§ **Task objective**
Extract each line of the records below that contains the word "price".

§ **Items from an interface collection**
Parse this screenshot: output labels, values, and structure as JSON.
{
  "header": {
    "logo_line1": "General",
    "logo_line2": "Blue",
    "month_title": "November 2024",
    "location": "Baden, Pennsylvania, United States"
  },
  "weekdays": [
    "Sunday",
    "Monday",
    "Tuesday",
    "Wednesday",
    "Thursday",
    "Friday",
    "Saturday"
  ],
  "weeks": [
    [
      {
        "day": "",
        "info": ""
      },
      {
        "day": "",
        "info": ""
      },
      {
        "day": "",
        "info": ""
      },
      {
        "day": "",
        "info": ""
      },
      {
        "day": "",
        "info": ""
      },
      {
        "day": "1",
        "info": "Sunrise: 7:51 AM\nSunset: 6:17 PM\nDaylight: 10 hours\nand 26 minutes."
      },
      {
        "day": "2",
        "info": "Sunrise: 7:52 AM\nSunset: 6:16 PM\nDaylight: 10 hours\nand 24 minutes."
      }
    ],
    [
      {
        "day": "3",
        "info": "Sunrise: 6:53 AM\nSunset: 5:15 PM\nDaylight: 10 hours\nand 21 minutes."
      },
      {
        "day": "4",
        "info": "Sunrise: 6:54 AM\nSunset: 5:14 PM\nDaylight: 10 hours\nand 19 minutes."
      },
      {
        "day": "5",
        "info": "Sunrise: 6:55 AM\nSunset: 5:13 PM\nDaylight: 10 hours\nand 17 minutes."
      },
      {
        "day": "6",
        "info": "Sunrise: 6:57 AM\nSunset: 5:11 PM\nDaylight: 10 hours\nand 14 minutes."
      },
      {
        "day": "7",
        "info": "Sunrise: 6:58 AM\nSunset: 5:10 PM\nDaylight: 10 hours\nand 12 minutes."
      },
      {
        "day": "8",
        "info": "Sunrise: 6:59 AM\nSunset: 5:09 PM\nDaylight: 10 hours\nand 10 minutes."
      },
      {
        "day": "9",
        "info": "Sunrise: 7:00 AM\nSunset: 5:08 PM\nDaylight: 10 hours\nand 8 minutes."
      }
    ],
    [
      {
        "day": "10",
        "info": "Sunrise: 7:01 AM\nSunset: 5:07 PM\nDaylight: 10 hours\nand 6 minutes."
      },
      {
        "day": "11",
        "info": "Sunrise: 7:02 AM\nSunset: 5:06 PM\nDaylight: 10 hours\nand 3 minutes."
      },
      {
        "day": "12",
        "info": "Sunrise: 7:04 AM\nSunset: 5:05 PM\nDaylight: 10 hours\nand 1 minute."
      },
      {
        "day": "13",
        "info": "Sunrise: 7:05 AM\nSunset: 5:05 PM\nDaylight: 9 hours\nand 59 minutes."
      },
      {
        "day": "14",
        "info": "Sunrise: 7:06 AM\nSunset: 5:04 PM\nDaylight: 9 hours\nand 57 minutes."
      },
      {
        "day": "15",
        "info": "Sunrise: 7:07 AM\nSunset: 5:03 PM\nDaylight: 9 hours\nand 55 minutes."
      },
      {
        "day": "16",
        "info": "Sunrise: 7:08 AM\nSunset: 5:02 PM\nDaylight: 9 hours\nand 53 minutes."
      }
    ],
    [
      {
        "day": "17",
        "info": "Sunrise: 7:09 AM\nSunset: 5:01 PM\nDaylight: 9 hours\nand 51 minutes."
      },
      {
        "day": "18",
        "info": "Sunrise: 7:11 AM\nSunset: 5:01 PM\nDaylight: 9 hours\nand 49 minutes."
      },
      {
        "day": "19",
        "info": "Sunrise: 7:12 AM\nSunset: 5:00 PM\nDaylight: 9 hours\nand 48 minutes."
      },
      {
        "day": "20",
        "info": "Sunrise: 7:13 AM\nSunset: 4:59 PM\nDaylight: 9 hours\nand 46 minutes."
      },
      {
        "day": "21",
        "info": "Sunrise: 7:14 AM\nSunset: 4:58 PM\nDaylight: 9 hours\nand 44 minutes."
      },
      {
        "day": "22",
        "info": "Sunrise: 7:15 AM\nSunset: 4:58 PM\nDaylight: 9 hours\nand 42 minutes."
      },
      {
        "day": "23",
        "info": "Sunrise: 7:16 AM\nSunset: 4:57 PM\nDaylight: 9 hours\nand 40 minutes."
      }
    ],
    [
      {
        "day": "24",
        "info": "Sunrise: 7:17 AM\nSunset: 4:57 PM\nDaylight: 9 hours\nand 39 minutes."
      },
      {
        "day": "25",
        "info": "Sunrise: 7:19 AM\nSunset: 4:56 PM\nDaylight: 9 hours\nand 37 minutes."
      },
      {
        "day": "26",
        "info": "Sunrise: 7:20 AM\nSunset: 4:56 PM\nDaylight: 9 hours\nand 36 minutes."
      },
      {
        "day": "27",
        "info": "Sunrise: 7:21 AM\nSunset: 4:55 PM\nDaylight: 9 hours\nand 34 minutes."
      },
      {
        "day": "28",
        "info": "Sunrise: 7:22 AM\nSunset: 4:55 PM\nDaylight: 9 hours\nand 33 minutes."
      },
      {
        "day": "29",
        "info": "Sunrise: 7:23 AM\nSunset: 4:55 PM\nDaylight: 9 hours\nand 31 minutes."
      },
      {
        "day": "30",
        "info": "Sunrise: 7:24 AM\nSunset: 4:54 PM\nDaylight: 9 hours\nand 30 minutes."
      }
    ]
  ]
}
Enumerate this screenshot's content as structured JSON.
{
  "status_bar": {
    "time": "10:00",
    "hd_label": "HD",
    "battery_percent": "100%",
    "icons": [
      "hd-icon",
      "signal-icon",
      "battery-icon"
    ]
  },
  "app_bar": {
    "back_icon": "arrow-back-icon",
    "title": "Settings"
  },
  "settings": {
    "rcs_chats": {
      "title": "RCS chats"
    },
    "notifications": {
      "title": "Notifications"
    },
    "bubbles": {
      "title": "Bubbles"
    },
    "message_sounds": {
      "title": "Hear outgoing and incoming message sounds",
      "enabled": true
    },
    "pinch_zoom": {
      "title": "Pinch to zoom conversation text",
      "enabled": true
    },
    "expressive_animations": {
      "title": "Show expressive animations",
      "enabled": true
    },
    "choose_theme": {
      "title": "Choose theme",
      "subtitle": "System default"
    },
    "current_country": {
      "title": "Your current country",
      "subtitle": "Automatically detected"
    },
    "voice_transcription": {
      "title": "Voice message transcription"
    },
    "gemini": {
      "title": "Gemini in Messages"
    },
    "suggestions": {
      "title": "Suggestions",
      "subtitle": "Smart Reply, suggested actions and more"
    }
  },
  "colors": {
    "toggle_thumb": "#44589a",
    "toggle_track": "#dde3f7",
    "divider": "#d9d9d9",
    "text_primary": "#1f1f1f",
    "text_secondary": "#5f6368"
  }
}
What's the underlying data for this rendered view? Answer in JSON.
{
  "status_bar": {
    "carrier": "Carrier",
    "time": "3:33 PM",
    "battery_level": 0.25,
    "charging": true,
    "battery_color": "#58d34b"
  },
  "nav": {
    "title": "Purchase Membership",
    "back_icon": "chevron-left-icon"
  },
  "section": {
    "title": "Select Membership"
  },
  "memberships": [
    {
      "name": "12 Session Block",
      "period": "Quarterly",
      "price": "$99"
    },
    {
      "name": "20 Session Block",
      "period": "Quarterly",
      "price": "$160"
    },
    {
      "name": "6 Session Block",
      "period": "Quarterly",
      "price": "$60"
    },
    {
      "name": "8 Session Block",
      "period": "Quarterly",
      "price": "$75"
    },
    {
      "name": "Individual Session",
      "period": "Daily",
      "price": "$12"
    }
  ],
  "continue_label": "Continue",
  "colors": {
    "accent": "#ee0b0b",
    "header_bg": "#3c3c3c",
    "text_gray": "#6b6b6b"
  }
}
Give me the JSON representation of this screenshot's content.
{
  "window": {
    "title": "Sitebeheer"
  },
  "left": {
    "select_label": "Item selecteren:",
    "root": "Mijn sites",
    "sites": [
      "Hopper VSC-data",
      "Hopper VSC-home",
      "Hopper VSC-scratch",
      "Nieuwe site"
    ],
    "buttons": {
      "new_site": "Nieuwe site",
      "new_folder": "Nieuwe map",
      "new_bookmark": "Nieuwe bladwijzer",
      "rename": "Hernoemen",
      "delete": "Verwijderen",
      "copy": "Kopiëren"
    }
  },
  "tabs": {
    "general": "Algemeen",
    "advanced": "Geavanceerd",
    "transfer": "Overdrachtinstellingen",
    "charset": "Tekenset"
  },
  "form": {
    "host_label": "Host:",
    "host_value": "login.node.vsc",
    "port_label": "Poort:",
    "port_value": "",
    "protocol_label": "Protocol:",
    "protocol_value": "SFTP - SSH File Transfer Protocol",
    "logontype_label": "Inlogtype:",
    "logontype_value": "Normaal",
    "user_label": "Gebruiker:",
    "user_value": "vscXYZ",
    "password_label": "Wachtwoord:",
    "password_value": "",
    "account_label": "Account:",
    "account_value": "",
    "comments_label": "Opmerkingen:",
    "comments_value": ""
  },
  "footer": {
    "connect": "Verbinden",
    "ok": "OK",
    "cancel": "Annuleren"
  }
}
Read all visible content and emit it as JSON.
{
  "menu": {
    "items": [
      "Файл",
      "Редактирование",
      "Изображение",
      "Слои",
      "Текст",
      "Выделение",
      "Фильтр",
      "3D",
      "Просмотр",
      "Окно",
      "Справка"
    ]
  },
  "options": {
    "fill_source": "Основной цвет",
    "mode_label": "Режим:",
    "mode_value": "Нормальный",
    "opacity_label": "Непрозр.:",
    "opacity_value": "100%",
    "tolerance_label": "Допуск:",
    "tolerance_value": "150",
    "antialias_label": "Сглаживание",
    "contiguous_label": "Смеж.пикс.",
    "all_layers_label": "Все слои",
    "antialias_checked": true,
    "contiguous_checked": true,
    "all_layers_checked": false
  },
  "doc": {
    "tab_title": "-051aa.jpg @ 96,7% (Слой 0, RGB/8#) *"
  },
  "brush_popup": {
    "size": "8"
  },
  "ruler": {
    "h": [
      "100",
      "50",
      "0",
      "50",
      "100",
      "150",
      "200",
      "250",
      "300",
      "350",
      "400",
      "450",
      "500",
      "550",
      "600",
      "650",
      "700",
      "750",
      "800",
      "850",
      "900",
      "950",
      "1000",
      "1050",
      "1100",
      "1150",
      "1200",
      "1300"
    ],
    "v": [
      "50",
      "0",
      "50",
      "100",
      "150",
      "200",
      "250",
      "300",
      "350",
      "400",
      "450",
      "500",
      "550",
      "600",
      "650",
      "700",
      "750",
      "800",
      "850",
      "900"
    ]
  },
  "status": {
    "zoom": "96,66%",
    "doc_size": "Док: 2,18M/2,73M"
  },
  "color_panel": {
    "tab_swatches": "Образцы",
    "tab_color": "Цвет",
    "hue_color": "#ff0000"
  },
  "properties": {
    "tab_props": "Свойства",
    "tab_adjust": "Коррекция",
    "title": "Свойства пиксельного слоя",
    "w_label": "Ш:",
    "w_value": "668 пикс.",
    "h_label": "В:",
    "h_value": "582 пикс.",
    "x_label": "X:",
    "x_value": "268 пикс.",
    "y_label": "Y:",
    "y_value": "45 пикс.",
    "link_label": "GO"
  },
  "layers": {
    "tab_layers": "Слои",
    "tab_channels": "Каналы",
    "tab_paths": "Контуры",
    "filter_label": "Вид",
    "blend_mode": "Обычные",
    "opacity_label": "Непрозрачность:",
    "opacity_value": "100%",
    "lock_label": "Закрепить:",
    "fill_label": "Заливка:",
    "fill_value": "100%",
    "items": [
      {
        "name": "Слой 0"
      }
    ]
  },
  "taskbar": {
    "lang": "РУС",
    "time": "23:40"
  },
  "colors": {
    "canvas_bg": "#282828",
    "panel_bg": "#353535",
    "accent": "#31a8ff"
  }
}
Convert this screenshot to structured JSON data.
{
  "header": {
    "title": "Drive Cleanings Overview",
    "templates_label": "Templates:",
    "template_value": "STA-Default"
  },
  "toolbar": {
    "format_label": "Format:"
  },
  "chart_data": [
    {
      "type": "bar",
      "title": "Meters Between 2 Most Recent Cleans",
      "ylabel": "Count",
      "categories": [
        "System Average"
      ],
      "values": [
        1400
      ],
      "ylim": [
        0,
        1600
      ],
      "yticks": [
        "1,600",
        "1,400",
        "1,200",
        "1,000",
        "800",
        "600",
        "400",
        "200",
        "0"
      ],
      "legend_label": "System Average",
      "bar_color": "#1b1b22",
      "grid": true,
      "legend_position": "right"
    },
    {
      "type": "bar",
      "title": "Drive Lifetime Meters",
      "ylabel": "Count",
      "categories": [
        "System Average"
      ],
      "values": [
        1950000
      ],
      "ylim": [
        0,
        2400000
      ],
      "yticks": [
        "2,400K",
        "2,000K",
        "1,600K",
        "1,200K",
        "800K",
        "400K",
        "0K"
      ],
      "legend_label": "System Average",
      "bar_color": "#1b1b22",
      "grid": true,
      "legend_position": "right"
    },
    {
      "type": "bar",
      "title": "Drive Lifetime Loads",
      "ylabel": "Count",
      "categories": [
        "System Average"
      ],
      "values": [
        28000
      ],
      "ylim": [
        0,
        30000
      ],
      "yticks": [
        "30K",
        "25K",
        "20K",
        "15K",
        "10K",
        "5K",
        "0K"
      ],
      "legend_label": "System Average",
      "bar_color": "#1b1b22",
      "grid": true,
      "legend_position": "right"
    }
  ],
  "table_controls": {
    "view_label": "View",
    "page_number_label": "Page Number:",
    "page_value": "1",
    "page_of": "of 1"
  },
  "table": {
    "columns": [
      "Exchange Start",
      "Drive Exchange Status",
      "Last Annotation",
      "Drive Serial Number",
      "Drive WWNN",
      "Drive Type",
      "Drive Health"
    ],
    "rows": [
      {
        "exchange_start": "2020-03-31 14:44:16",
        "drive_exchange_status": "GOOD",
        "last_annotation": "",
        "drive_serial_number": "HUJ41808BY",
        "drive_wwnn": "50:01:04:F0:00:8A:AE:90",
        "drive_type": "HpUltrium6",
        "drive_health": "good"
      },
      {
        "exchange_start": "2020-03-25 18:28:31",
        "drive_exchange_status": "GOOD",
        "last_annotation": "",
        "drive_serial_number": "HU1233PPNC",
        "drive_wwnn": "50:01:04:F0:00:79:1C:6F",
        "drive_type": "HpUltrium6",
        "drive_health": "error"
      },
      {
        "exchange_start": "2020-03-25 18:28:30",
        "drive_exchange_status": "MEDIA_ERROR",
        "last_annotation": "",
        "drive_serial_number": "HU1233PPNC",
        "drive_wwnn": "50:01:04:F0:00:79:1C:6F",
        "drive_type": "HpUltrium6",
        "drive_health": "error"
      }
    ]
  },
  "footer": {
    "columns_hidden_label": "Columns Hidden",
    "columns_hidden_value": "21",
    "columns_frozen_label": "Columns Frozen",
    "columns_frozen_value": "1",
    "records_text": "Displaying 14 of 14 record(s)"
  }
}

§ **Exercise result**
      "price": "$99"
      "price": "$160"
      "price": "$60"
      "price": "$75"
      "price": "$12"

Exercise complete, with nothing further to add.